Colin Fleming at Salon offers a look back at one of my favorite actors, Robert Mitchum, and one of my favorite crime films, The Friends of Eddie Coyle.
There are a lot of things I do a lot of, but heading up that list are two things I would imagine I do more than anyone: Every year I walk 3,000 miles inside of the city of Boston, and I also watch great gobs of Robert Mitchum films.
The actor is marking his centennial this Sunday, and it’s always confounded me that he never tends to get discussed with the likes of Jimmy Stewart, James Cagney (Orson Welles’ personal favorite) and Cary Grant as the best of Hollywood’s golden age.
When he is discussed it is in terms of his brawn, his tough guy persona, his status as a veritable noir god, or his wisecracking offscreen attitudes, which may or may not include reference to his pot bust in the late 1940s, when such matters were considered huge crises of social justice.

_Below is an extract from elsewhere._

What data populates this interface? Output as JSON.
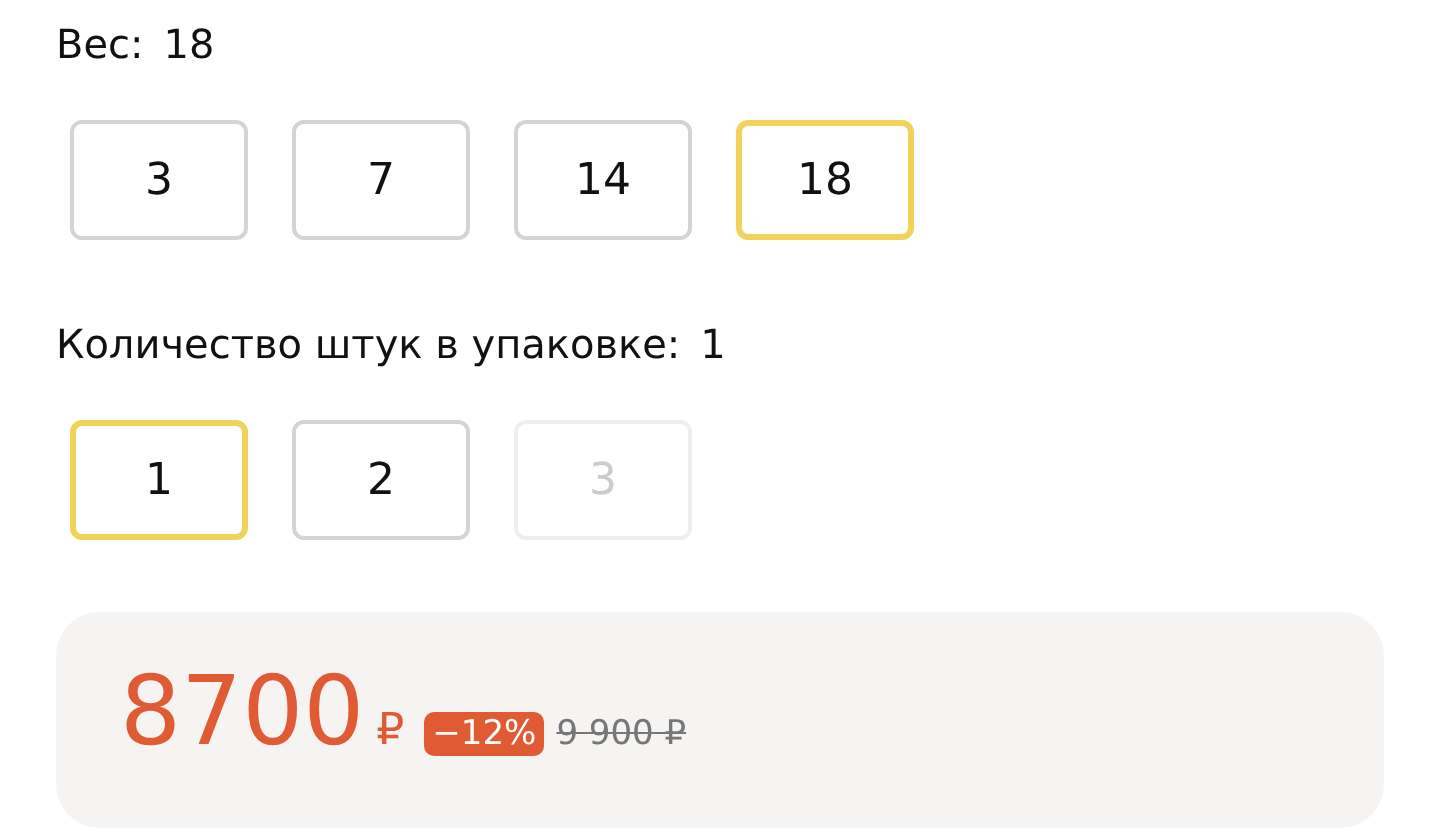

… Mitchum was crazily versatile, with turns in Charles Laughton’s beyond-creepy “Night of the Hunter” (1955), Howard Hawks’ late career “Western El Dorado” (1967) and William Wellman’s matchless war flick, “The Story of G.I. Joe” (1945). But for all of the noir glories — hell, 1952’s “The Lusty Men” is not only rodeo-noir, but it might be the best picture of Nicholas Ray’s career — there is nothing in the Mitchum canon like 1973’s “The Friends of Eddie Coyle.”

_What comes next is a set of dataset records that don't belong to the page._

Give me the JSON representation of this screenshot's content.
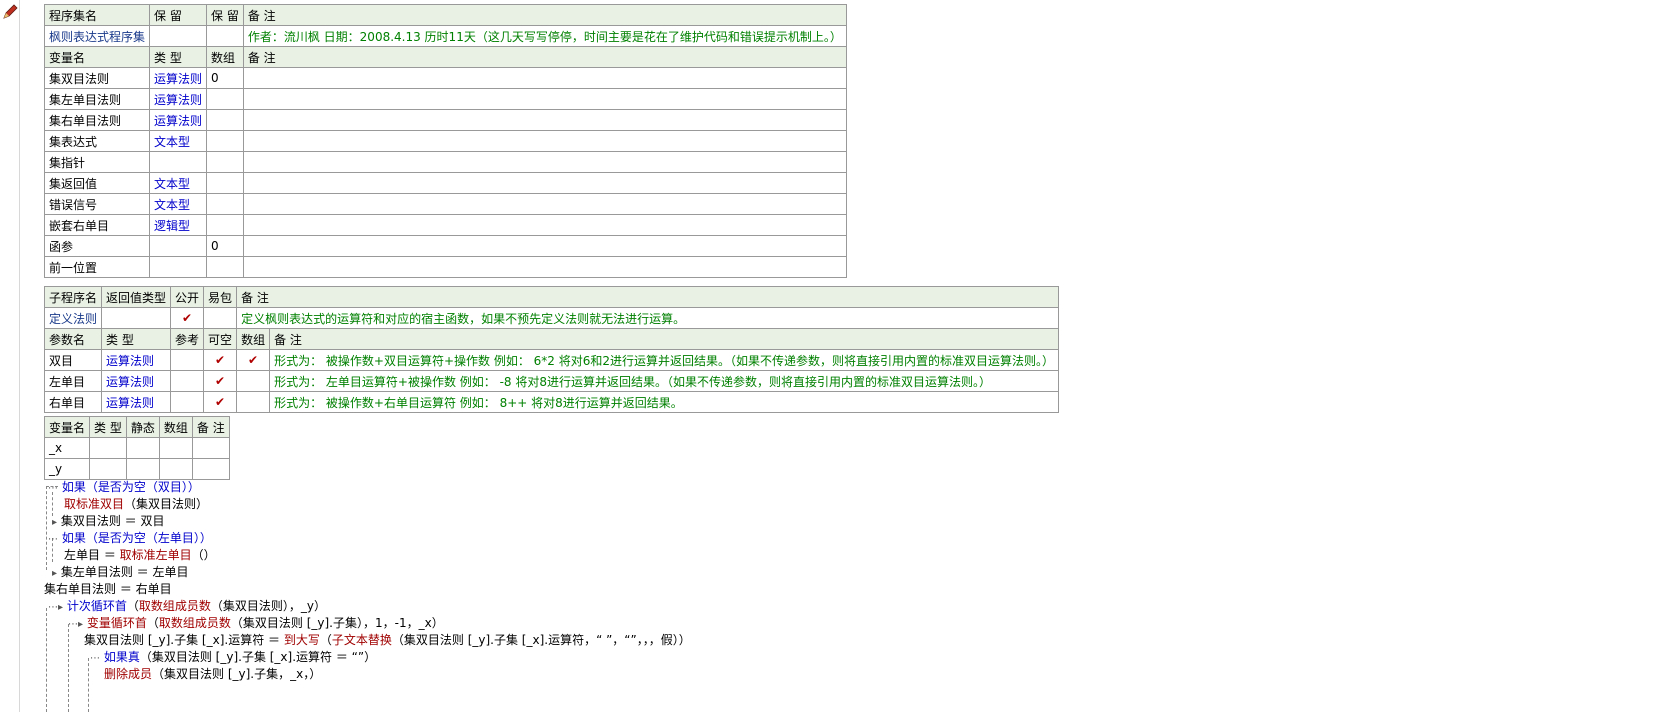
{
  "assembly": {
    "header": [
      "程序集名",
      "保 留",
      "保 留",
      "备 注"
    ],
    "row": {
      "name": "枫则表达式程序集",
      "note": "作者：流川枫 日期：2008.4.13  历时11天（这几天写写停停，时间主要是花在了维护代码和错误提示机制上。）"
    },
    "var_header": [
      "变量名",
      "类 型",
      "数组",
      "备 注"
    ],
    "vars": [
      {
        "name": "集双目法则",
        "type": "运算法则",
        "arr": "0",
        "note": ""
      },
      {
        "name": "集左单目法则",
        "type": "运算法则",
        "arr": "",
        "note": ""
      },
      {
        "name": "集右单目法则",
        "type": "运算法则",
        "arr": "",
        "note": ""
      },
      {
        "name": "集表达式",
        "type": "文本型",
        "arr": "",
        "note": ""
      },
      {
        "name": "集指针",
        "type": "",
        "arr": "",
        "note": ""
      },
      {
        "name": "集返回值",
        "type": "文本型",
        "arr": "",
        "note": ""
      },
      {
        "name": "错误信号",
        "type": "文本型",
        "arr": "",
        "note": ""
      },
      {
        "name": "嵌套右单目",
        "type": "逻辑型",
        "arr": "",
        "note": ""
      },
      {
        "name": "函参",
        "type": "",
        "arr": "0",
        "note": ""
      },
      {
        "name": "前一位置",
        "type": "",
        "arr": "",
        "note": ""
      }
    ]
  },
  "subroutine": {
    "header": [
      "子程序名",
      "返回值类型",
      "公开",
      "易包",
      "备 注"
    ],
    "row": {
      "name": "定义法则",
      "ret": "",
      "public": "✔",
      "note": "定义枫则表达式的运算符和对应的宿主函数，如果不预先定义法则就无法进行运算。"
    },
    "param_header": [
      "参数名",
      "类 型",
      "参考",
      "可空",
      "数组",
      "备 注"
    ],
    "params": [
      {
        "name": "双目",
        "type": "运算法则",
        "ref": "",
        "nullable": "✔",
        "arr": "✔",
        "note": "形式为： 被操作数+双目运算符+操作数  例如： 6*2  将对6和2进行运算并返回结果。（如果不传递参数，则将直接引用内置的标准双目运算法则。）"
      },
      {
        "name": "左单目",
        "type": "运算法则",
        "ref": "",
        "nullable": "✔",
        "arr": "",
        "note": "形式为： 左单目运算符+被操作数  例如： -8 将对8进行运算并返回结果。（如果不传递参数，则将直接引用内置的标准双目运算法则。）"
      },
      {
        "name": "右单目",
        "type": "运算法则",
        "ref": "",
        "nullable": "✔",
        "arr": "",
        "note": "形式为： 被操作数+右单目运算符  例如： 8++ 将对8进行运算并返回结果。"
      }
    ]
  },
  "locals": {
    "header": [
      "变量名",
      "类 型",
      "静态",
      "数组",
      "备 注"
    ],
    "rows": [
      {
        "name": "_x"
      },
      {
        "name": "_y"
      }
    ]
  },
  "code": {
    "l1": {
      "kw": "如果",
      "rest": "（是否为空（双目））",
      "fn": "是否为空"
    },
    "l2": {
      "fn": "取标准双目",
      "rest": "（集双目法则）"
    },
    "l3": {
      "text": "集双目法则 ＝ 双目"
    },
    "l4": {
      "kw": "如果",
      "rest": "（是否为空（左单目））"
    },
    "l5": {
      "pre": "左单目 ＝ ",
      "fn": "取标准左单目",
      "rest": "（）"
    },
    "l6": {
      "text": "集左单目法则 ＝ 左单目"
    },
    "l7": {
      "text": "集右单目法则 ＝ 右单目"
    },
    "l8": {
      "kw": "计次循环首",
      "fn": "取数组成员数",
      "rest": "（集双目法则），_y）"
    },
    "l9": {
      "kw": "变量循环首",
      "fn": "取数组成员数",
      "rest": "（集双目法则 [_y].子集），1，-1，_x）"
    },
    "l10": {
      "pre": "集双目法则 [_y].子集 [_x].运算符 ＝ ",
      "fn": "到大写",
      "mid": "（",
      "fn2": "子文本替换",
      "rest": "（集双目法则 [_y].子集 [_x].运算符，“ ”，“”，，，假））"
    },
    "l11": {
      "kw": "如果真",
      "rest": "（集双目法则 [_y].子集 [_x].运算符 ＝ “”）"
    },
    "l12": {
      "fn": "删除成员",
      "rest": "（集双目法则 [_y].子集，_x，）"
    }
  },
  "icons": {
    "pencil": "pencil-icon",
    "check": "check-icon"
  }
}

It is based on George V. Higgins’ book of the same name, which largely dispenses with traditional novelistic exposition. That is, there’s essentially no first- or third-person narrator setting scenes for us, as almost all of the book — or the parts that really matter, anyway — originate from dialogue. And good Lordy, is that dialogue a’cracklin’.
Higgins worked on the script for the film, too, which involves Mitchum playing the titular character. He’s a low-level, middle-aged Boston crook who simply wants to avoid doing another stint of time in New Hampshire. To achieve this end, he has to work for the cops to ply them with information on his fellows.
The “friends” of the title is deliberately ironic — this dude doesn’t really have friends, as he inhabits a world where connection matters less, and hunting people down matters more.
You can also read my Crime Beat column on George V. Higgins (seen in the above photo), The Friends of Eddie Coyle and Boston crime stories via the below link: